Getting to the meat of the matter
Author of The Ecological Hoofprint to speak at Environment Haliburton AGM on April 1
by Jenn Watt
Published March 28, 2017
Our culture’s increasing reliance on meat and other animal products contributes heavily to climate change, human disease and social inequality.
Consumption of meat has increased rapidly around the globe in recent decades with the rise of industrial livestock production, creating a system that is not only unsustainable, but unhealthy, argues Tony Weis.
Weis is the author of The Ecological Hoofprint: The Global Burden of Industrial Livestock and The Global Food Economy and is associate professor in the department of geography at the University of Western Ontario. He will be the keynote speaker at Environment Haliburton’s annual general meeting on April 1.
Weis’s work examines how the rapid increase in meat consumption is affecting the planet and the animals our culture relies on – and his findings aren’t positive.
“The average person on earth today consumes 43 kilograms of meat per year, nearly twice as much meat as did the average person only two generations earlier, over a period when the human population leapt from roughly three billion people to over seven billion people. The average Canadian consumes vastly more meat – over 100 kilograms a year – than the world average,” Weis wrote in an email to the paper.
“If the current trajectory holds, there will be more than nine billion people by 2050 consuming an average of more than 50 kilograms per year of meat: so, way more than a doubling of per capita consumption, amidst a trebling of human population, both in less than a century. I make a case that challenging this trajectory is fundamental to any hopes of re-building more sustainable, equitable, and humane agro-food systems.”
Weis calls our culture’s diet change “the meatification of diets,” marking a jarring shift from humans’ early relationship with farm animals.
The way animals are consumed in Western culture is actually an inefficient way to convert crops into calories, Weis says. Crops that could feed humans go to feeding animals, that end up producing an unhealthy product for the wealthiest populations to eat – all while contributing heavily to global warming.
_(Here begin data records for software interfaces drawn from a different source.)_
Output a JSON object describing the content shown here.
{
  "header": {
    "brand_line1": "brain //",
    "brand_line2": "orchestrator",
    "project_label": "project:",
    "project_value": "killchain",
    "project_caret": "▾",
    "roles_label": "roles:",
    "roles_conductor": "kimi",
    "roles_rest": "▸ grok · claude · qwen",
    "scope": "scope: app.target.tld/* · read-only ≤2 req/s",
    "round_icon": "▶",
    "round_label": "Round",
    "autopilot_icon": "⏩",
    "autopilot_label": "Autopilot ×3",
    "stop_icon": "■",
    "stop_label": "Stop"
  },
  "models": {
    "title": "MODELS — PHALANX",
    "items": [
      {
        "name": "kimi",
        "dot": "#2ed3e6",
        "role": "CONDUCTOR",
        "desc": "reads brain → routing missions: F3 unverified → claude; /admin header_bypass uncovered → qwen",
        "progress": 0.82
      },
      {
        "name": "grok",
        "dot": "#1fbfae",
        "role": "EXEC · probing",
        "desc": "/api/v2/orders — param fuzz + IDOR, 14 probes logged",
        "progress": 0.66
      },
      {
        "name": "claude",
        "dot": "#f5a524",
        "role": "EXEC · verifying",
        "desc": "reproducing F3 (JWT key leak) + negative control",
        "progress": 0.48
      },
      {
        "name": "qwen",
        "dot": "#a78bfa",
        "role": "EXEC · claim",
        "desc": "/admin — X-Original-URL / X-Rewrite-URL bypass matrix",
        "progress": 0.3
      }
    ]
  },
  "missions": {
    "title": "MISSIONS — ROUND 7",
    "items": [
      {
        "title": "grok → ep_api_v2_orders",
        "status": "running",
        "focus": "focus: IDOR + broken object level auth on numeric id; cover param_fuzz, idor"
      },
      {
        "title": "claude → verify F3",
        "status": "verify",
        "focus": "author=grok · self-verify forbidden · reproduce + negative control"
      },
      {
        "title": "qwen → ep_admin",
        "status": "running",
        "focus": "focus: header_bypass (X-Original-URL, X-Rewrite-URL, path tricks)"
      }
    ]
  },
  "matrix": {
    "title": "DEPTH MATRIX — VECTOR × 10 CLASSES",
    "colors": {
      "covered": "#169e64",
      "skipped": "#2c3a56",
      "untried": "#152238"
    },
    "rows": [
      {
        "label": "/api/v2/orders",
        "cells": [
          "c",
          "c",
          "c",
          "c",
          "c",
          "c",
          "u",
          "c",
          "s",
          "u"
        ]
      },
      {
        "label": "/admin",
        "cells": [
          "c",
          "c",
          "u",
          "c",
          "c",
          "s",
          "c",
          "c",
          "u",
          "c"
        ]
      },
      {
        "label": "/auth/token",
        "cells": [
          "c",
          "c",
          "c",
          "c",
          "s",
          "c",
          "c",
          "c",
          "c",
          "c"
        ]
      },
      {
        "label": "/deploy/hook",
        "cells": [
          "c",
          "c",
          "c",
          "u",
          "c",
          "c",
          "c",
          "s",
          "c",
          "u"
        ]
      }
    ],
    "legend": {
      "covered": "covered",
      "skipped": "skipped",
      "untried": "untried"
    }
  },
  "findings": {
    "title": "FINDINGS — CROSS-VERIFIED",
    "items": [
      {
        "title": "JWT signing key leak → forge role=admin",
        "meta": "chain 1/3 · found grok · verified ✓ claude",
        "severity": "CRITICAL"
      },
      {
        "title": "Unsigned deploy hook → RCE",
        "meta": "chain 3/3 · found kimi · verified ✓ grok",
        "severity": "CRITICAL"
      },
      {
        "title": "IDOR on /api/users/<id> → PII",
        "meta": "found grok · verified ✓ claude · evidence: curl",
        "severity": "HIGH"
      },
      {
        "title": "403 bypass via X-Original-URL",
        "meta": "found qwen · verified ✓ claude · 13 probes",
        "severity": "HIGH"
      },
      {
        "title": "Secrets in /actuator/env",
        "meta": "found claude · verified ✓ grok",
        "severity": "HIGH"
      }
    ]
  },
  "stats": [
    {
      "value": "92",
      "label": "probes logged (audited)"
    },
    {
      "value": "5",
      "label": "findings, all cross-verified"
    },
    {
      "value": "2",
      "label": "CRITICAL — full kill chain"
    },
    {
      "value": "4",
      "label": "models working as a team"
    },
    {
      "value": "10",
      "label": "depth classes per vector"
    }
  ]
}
Weis credits Frances Moore Lappé with providing a useful explanation for the way the system now functions: “whereas livestock had once been ‘protein factories’ in the sense of producing protein in ways that didn’t compete with crops, concentrated livestock [that] fed on grains and oilseeds were like ‘reverse protein factories’ in the sense that they effectively destroy a large share of the protein and other nutrition contained in these crops, while generating great volumes of unhealthy animal fat – along with huge volumes of unusable and highly polluting biowastes.”
Large tracts of land are now dedicated to growing crops to feed animals.
“Over the past half century or so there has been an explosive growth of industrial oilseed production, especially soy on a world scale, but also canola,” he said.
“From 1961 to 2010, the total land area planted in soybeans more than quadrupled, accompanied by tremendous yield gains and tremendous input usage – water, fertilizers, pesticides. The vast majority of the world’s soybeans is not going into tofu, but is flowing into systems of industrial livestock. The U.S. is at the forefront of this dynamic, but the course was followed more recently in a vast region in the southern cone of South America that has been dubbed the ‘Republic of Soy’ – which is now flowing heavily across the Pacific to feed China’s pigs.”
Weis’s book also addresses issues of animal welfare. He said that he doesn’t study attitudes toward ethics in farming or treatment of farm animals, but that in recent history we have distanced ourselves from the animals we consume, which makes it easier to ignore their treatment.
“For the vast majority of agrarian history, people had a very good sense of how the animals whose products they consumed lived and died, and today I think very few Canadians have much sense of the conditions of production and slaughter that most farm animals face,” Weis said.
All of this leads Weis to advocate for a plant-based diet.
“There is very strong consensus in nutrition sciences that soaring levels of meat and other animal consumption is making human health much worse not better on a world scale, as it is widely recognized as a major contributing factor in rising levels of obesity and many non-communicable diseases such as cardiovascular disease, Type-2 diabetes, hypertension, fatty liver disease, and some cancers – epidemiological patterns often tellingly described as ‘diseases of affluence’ – as indicated in the seminal Global Burden of Disease study, a massive survey of correlation between diet and nutrition with epidemiological patterns,” he said.
And despite a well supported, complex food system centred on animal products, Weis thinks there is room for change.
“There are many hopeful ‘seams’ emerging, in terms of sustainable forms of production and networks that connect them to ecologically and health conscious consumers, and one of the great challenges is finding ways to widen and connect these seams.”
Weis will be speaking Saturday, April 1, prior to the Environment Haliburton annual general meeting. His talk, Your Diet, the Industrial Meat Industry and the Climate Crisis, begins at 1 p.m. at the West Guilford Community Centre (1061 Kennisis Lake Rd., West Guilford). For more information, get in touch with Terry Moore at 705-306-9254 or email@example.com. All are welcome. Admission is free.